Problem details
State, as a single number, how many lines in the data below contain "badge".

(Data entries)
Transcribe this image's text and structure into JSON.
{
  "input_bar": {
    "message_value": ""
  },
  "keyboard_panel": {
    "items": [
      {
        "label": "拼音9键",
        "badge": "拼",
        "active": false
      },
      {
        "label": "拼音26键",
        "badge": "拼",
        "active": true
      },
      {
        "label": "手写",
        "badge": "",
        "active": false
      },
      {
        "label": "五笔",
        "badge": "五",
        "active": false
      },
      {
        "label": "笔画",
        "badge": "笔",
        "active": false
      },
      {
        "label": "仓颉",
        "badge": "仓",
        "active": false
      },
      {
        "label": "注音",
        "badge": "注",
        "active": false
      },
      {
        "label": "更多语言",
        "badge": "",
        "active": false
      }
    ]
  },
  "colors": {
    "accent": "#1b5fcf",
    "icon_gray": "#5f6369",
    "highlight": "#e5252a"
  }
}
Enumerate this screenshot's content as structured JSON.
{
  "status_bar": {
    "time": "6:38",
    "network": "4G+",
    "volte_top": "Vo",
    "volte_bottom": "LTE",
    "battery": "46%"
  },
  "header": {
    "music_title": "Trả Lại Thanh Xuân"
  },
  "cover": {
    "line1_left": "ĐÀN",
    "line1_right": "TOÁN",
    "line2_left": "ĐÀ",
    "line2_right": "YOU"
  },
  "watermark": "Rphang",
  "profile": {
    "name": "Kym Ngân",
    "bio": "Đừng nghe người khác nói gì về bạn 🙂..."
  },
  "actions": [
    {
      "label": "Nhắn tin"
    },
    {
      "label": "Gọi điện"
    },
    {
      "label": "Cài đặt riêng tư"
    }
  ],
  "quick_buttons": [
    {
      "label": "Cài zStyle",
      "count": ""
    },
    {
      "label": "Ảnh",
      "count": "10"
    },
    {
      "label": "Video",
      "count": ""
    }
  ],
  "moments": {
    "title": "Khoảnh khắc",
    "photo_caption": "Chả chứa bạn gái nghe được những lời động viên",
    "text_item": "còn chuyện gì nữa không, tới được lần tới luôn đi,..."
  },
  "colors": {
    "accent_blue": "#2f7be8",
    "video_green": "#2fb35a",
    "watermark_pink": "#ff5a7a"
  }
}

Final answer
8